TRY IT: Report all lines from the entries below in which "image" appears.

*** THE DATA ***

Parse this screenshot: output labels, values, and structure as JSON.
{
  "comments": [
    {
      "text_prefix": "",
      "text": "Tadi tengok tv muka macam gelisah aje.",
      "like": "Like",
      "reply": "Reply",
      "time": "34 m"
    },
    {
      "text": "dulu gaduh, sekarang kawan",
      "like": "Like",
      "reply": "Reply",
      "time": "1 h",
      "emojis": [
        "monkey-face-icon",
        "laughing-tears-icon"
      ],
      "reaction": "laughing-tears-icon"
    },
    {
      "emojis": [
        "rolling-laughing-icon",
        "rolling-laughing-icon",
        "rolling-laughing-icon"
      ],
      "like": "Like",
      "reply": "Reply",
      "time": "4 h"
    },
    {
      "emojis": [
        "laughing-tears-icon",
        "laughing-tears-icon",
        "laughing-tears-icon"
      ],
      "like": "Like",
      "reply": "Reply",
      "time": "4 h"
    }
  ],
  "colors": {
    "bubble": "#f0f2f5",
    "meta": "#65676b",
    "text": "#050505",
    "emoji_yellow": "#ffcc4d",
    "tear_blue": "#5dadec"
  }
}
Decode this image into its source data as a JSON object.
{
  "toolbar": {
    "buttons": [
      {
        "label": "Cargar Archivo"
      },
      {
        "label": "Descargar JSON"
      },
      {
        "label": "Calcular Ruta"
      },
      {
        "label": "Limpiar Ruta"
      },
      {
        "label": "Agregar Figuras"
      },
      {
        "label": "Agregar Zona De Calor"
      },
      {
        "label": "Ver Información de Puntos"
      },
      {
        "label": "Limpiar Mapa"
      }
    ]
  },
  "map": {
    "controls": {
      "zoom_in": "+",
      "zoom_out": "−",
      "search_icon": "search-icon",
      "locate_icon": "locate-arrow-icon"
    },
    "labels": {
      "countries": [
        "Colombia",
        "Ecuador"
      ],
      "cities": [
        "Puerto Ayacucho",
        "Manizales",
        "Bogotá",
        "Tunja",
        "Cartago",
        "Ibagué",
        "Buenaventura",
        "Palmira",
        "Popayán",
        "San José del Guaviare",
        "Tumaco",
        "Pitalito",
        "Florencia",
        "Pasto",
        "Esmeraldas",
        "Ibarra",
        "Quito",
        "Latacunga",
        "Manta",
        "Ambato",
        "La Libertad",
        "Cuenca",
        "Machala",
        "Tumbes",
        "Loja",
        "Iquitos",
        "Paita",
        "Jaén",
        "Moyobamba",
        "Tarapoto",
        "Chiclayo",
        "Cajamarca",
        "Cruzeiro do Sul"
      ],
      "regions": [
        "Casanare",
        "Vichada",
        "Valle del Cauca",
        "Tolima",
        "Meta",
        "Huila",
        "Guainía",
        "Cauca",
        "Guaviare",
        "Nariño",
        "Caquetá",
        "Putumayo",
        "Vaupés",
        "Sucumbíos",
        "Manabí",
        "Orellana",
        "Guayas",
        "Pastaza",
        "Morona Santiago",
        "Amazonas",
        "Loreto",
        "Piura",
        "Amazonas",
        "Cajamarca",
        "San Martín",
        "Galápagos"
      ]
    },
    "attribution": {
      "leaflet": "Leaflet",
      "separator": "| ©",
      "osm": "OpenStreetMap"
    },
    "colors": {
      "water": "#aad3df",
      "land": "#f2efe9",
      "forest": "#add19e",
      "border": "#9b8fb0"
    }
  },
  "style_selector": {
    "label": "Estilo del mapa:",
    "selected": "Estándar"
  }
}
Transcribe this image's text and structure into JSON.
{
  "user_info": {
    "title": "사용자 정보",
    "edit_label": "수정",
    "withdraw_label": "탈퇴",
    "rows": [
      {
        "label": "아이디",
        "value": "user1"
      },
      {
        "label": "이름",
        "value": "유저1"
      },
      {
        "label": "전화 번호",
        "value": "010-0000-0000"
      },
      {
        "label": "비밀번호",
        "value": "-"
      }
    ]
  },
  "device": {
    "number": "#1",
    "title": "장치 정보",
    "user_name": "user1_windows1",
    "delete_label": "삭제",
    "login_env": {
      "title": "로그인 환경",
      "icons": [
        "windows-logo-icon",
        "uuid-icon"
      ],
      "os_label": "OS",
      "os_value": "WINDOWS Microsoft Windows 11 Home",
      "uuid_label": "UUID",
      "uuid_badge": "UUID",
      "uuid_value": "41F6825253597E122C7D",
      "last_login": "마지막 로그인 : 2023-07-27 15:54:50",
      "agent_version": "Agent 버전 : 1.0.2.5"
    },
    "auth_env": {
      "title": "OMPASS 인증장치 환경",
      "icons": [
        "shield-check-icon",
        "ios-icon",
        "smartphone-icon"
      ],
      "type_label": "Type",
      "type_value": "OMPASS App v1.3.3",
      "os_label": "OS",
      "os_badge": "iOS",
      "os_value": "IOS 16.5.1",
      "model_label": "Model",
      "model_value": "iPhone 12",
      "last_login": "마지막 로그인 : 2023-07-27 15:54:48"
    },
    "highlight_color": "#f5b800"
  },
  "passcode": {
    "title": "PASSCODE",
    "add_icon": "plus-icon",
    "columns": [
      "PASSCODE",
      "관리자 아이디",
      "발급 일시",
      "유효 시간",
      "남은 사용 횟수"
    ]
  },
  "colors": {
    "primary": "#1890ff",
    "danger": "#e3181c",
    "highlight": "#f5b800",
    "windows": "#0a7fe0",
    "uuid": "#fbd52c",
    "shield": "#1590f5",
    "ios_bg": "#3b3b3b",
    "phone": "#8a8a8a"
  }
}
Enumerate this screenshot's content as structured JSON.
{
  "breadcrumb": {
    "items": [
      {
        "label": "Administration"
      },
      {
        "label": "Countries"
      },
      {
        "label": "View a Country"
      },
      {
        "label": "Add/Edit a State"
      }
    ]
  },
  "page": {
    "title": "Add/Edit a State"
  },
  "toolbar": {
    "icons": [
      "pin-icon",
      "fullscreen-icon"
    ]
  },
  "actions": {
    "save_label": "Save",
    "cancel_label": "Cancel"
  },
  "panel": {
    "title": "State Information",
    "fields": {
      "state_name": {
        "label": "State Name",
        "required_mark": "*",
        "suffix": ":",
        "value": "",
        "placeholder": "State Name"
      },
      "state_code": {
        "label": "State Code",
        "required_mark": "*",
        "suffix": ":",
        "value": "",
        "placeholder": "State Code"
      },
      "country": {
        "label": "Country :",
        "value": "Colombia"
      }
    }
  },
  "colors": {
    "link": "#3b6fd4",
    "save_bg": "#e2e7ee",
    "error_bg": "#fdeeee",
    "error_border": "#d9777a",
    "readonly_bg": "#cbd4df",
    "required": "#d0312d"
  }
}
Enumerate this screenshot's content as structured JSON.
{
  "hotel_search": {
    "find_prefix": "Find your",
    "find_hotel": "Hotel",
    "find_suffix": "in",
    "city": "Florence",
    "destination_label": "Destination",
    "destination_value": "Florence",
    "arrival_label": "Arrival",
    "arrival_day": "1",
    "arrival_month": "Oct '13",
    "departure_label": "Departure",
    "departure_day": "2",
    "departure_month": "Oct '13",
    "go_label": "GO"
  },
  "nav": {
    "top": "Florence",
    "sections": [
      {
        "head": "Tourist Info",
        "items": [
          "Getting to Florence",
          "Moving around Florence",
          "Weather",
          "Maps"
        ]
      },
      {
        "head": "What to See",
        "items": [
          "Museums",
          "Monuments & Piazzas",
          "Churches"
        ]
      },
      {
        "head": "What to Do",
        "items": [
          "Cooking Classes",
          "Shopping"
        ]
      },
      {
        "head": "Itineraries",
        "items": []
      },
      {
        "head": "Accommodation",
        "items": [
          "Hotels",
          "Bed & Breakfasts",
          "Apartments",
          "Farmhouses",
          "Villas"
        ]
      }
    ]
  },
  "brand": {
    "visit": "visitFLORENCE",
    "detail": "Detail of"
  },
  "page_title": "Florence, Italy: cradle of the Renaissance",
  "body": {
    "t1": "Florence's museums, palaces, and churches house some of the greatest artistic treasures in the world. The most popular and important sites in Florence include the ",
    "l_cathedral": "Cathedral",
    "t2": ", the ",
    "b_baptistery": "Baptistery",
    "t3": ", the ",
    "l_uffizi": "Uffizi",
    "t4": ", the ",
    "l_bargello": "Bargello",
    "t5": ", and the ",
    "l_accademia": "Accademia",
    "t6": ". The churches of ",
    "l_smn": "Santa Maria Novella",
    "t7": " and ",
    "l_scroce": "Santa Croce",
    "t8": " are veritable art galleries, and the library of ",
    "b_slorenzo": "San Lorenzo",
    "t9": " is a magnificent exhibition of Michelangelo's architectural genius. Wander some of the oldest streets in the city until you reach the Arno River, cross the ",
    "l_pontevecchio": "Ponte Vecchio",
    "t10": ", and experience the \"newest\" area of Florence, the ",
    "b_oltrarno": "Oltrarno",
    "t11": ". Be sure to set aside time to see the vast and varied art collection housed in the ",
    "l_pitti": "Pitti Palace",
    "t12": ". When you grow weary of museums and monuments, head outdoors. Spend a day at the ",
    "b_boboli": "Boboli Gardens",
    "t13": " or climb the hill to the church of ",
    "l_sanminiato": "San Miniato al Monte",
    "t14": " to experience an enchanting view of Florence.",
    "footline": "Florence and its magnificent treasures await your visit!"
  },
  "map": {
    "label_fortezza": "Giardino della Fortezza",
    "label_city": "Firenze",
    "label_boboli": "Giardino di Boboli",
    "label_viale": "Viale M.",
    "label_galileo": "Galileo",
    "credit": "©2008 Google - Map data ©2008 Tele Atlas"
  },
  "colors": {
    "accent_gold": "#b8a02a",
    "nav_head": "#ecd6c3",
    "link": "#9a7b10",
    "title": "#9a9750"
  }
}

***

TASK ANSWER:
Decode this image into its source data as a JSON object.
Transcribe this image's text and structure into JSON.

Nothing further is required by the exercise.